Meanwhile, Phillips rinses and cuts the fish into small chunks, lightly dredges it in breadcrumbs, and panfries it in hearthealthy olive oil. She likes halibut for its low fat content and meaty texture, and a mild flavor that takes well to seasoning—both she and Manger love hot spices. “We adore chile peppers,” Phillips says. “They’re good for the heart and get your metabolism going.”
Indeed, recent studies in Australia, published in the American Journal of Clinical Nutrition and the British Journal of Nutrition, suggest the capsaicin in chilies can help boost our metabolic rate and slow the buildup of arterial plaque. “They’re also a great way to boost flavor without adding salt,” she says.
Phillips takes a non-fat Greek yogurt and transforms it into a sauce for the tacos by adding fresh tomatoes, garlic, adobo chipotle peppers, and whipping it up in a blender. The result is a creamy pink sauce that is as light as it is rich. She tops each plate with a cilantro garnish fresh from the couple’s garden.
“If I had written a cookbook before I met Meredith, it would have been called Lard,” jokes Manger as he and Phillips sit down to eat and clink their glasses of Pinot Noir. “But Meredith is steering me in the right direction. I feel better, I have more energy, and I even discovered I like cauliflower!”
Make these tiny tweaks to your cooking routine and you’ll sneak in flavor and variety while cutting out cholesterol, salt, and sugar.
►SPICE IT UP. Pick two or three herbs you like and grow them in your garden or window box. Fresh herbs infuse your cooking with more flavor than salty, fatty sauces or dressings.
►BAKE DON'T FRY. Anything that can be fried can usually be baked too, without as much oil. Try baked yam fries with olive oil, garlic, and fresh herbs.
►SKIP THE SALT. Put the tangy notes of citrus, wine, balsamic vinegar, or vegetable broths to work in place of salt to help manage your blood pressure.
►ADD SOME OIL. Use extra-virgin olive oil instead of butter (or mixed with a small pat). Cooking vegetables in oil is actually better than cooking them dry—the oil helps the body absorb all those fat-soluble vitamins.
►GO WHOLE GRAIN. In addition to standards like whole wheat bread and brown rice, try nutrient-dense grains like bulgur, barley, and oats for variety and a dose of chromium, magnesium, B vitamins, and folic acid.

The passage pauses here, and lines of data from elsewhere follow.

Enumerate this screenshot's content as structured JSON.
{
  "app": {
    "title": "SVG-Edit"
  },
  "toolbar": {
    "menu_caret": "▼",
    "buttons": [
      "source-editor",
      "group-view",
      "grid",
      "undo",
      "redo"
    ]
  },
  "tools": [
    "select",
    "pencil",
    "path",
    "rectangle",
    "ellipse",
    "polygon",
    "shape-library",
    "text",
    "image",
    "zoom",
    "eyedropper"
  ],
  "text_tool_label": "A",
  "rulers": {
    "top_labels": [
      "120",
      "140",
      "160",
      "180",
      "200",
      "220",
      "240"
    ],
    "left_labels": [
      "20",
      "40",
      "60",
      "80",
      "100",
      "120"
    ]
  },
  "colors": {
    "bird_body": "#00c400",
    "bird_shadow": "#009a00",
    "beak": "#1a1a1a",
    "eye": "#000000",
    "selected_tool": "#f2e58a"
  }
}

►COLOR YOUR PLATE. The more colorful your fruits and vegetables, the more cholesterol- regulating phytonutrients and antioxidants they contain.
►SWITCH SPREADS. Instead of cholesterol-laden mayo, try dairy- and egg-free spreads like tapenade, roasted peppers, onions, or even sautéed greens like arugula, collards, or spinach.

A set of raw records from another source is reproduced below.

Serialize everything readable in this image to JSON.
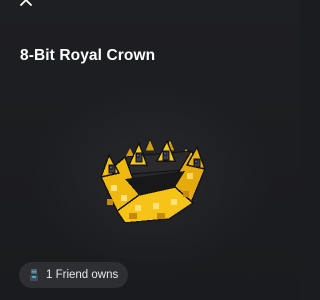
{
  "item": {
    "title": "8-Bit Royal Crown"
  },
  "friends": {
    "label": "1 Friend owns"
  },
  "icons": {
    "close": "close-icon",
    "friend_avatar": "friend-avatar-icon",
    "item_image": "crown-image"
  },
  "colors": {
    "background": "#1b1c1f",
    "chip": "#2d2f33",
    "crown_gold": "#f0b90f",
    "text": "#ffffff"
  }
}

►EAT LESS MEAT. Eat grains like quinoa, legumes, and tofu (all high in protein and amino acids) and consider meat a garnish— not the main event.
INDULGE FOR GOOD
Eat to protect your heart by choosing foods that lower LDL cholesterol, says Los Angeles nutritionist Ashley Koff, who lists these five among her favorites:
►RED WINE. The French love saturated fats yet still have low rates of heart disease. The secret may be resveratrol—found in red wine—which is high in antioxidants and believed to reduce bad cholesterol and prevent blood clots.
►BANANAS. Research shows that potassium-loaded bananas may help prevent high blood pressure and protect against atherosclerosis.
►AVOCADOS. High in oleic acid, potassium, and folate, avocados help lower LDL cholesterol, blood pressure, and the risk of heart disease.
►WALNUTS. The omega-3s in walnuts help regulate heart rhythms and prevent heart attacks—and the nuts are high in fiber and protein (a good substitute for animal fats) as well as vitamin E.
►OLIVE OIL. A tasty alternative to polyunsaturated oils, this form of monounsaturated fat can help lower LDL cholesterol—two tablespoons a day may reduce risk of coronary heart disease.